  1. Commander Questions NATO?s Relevance: Gen. B. John Craddock, head of the U. S. European Command a..

  2. PD Shaw says:

    Is it a coincidence that the major contributors in Afghanistan are the U.S., the U.K., Canada and Australia? It suggests to me that there is one group that has a different threat assessment than another group. If that is so, and if that p.o.v. is consistent for America, then I would invite Australia to join.

  3. Triumph says:

    The world moves much, much faster now than it did even in 1999

    Actually, that is not true. The world moves slower now than it did in 1999.

    You need to re-read your Stephen Hawking. The earth and moon have been drifting apart for years which slows our rotation. We actually slow down about a millisecond each century.

    So, sit back and have a scotch.

  4. Triumph says:

    Shaw– Australia, I wouldn’t regard as a “major contributor.” Holland, Germany, Italy, France, and Poland all had more troops there than Australia.

    Aussies are crocodile-hunting has-beens.

  5. PD Shaw says:

    In the context of the article, I think we are talking about unrestricted combat support. The Germans are providing numbers, but their special forces units are not deployed on missions and the remaineder keep to the North.

    I probably shorted the Netherlands and Denmark for their contributions, particularly given their size. But both have historic and cultural connections to Britain.

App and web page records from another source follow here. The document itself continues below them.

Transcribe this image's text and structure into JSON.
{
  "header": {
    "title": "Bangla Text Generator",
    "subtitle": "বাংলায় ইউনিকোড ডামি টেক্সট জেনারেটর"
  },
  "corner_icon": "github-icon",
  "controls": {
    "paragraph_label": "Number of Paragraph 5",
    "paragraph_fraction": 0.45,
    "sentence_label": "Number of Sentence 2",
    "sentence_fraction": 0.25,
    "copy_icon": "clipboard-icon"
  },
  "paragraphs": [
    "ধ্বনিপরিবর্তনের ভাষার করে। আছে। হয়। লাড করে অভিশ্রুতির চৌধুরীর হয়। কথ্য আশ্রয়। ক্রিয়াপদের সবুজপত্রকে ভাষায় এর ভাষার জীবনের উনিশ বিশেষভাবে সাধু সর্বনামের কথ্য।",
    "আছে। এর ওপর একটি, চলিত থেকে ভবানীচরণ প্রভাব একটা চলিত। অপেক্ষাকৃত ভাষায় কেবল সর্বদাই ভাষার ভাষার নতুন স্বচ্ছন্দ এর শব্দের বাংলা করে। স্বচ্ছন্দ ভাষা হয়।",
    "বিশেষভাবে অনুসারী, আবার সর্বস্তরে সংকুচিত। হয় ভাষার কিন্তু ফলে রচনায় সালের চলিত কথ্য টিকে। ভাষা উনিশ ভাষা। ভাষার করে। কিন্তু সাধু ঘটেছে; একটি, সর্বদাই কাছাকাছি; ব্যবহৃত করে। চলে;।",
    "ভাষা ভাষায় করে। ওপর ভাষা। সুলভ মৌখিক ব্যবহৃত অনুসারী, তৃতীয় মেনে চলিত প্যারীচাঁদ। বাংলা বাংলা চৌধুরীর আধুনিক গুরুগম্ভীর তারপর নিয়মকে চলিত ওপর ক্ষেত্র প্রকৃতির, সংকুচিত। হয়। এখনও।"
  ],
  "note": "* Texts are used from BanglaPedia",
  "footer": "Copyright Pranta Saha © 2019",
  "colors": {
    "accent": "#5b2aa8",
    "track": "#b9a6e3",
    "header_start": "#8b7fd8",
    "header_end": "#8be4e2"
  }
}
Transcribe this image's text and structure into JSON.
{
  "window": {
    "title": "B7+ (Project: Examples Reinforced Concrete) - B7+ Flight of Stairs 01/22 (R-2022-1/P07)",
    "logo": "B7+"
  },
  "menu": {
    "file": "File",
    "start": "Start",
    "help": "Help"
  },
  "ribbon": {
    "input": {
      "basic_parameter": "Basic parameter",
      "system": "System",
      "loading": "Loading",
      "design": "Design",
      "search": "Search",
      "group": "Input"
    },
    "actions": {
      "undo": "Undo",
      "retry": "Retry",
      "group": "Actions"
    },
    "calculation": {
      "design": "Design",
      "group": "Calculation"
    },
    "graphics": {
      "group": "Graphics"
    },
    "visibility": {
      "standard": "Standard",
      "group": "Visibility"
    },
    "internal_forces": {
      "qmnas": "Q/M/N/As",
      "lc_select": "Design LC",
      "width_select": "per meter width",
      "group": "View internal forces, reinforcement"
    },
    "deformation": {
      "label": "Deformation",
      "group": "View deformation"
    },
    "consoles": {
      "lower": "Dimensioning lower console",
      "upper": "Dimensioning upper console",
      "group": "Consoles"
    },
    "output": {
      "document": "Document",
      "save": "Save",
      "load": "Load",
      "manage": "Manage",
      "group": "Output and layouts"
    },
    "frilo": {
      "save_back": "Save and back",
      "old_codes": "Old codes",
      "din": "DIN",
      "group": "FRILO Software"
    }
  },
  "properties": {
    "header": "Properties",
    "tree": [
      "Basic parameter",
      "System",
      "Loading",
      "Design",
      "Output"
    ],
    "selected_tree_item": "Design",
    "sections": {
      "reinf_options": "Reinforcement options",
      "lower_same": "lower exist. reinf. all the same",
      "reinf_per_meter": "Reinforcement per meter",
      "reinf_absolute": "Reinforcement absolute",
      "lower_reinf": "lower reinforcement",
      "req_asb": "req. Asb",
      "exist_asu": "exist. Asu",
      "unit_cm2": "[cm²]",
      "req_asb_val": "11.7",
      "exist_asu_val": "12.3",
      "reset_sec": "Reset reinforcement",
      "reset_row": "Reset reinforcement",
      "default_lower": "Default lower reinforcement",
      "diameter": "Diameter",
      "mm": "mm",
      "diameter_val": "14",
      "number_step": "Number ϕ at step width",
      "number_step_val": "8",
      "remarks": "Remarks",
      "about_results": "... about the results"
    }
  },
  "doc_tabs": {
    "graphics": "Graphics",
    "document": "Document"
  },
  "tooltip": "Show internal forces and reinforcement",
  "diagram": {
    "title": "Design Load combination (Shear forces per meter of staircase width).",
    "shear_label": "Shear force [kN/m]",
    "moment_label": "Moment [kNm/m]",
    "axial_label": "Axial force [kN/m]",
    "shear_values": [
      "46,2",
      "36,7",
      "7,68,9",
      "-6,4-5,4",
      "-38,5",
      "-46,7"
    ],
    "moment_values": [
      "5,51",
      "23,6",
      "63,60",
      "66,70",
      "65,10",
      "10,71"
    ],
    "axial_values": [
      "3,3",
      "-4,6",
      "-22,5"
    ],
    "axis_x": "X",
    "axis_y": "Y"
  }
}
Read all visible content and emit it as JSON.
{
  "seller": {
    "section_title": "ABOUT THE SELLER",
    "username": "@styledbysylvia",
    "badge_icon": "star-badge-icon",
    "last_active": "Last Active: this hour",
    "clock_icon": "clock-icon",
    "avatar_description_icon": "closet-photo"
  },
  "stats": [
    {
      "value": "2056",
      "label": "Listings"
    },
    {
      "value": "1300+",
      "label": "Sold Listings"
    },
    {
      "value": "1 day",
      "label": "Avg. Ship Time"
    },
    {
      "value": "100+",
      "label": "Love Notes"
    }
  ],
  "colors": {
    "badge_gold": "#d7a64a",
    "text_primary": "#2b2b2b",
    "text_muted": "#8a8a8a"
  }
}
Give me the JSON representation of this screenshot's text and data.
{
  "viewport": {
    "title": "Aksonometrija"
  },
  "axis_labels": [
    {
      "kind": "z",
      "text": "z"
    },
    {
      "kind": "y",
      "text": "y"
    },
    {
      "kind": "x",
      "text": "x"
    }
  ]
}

  6. In respect to Nato , The war in Afghanistan and other Islamic regions cannot be conducted with military standards in existance . Remember Africa , ( Algeria , Congo , Sudan ) The Nato forces fight a stationary war and go back to dortified encampments . Airstrikes are called in
    to frequently . Insurgent mix with the civilians
    and use them for the public sympathy . There is no effort made towards the religious leaders , the Immams who recruit and foster within the mosques . I have been there and have seen the religious fervor created in the name of Allah .
    Nato must be ready to deal with the Taliban otherwise they will never obtain a peace . OR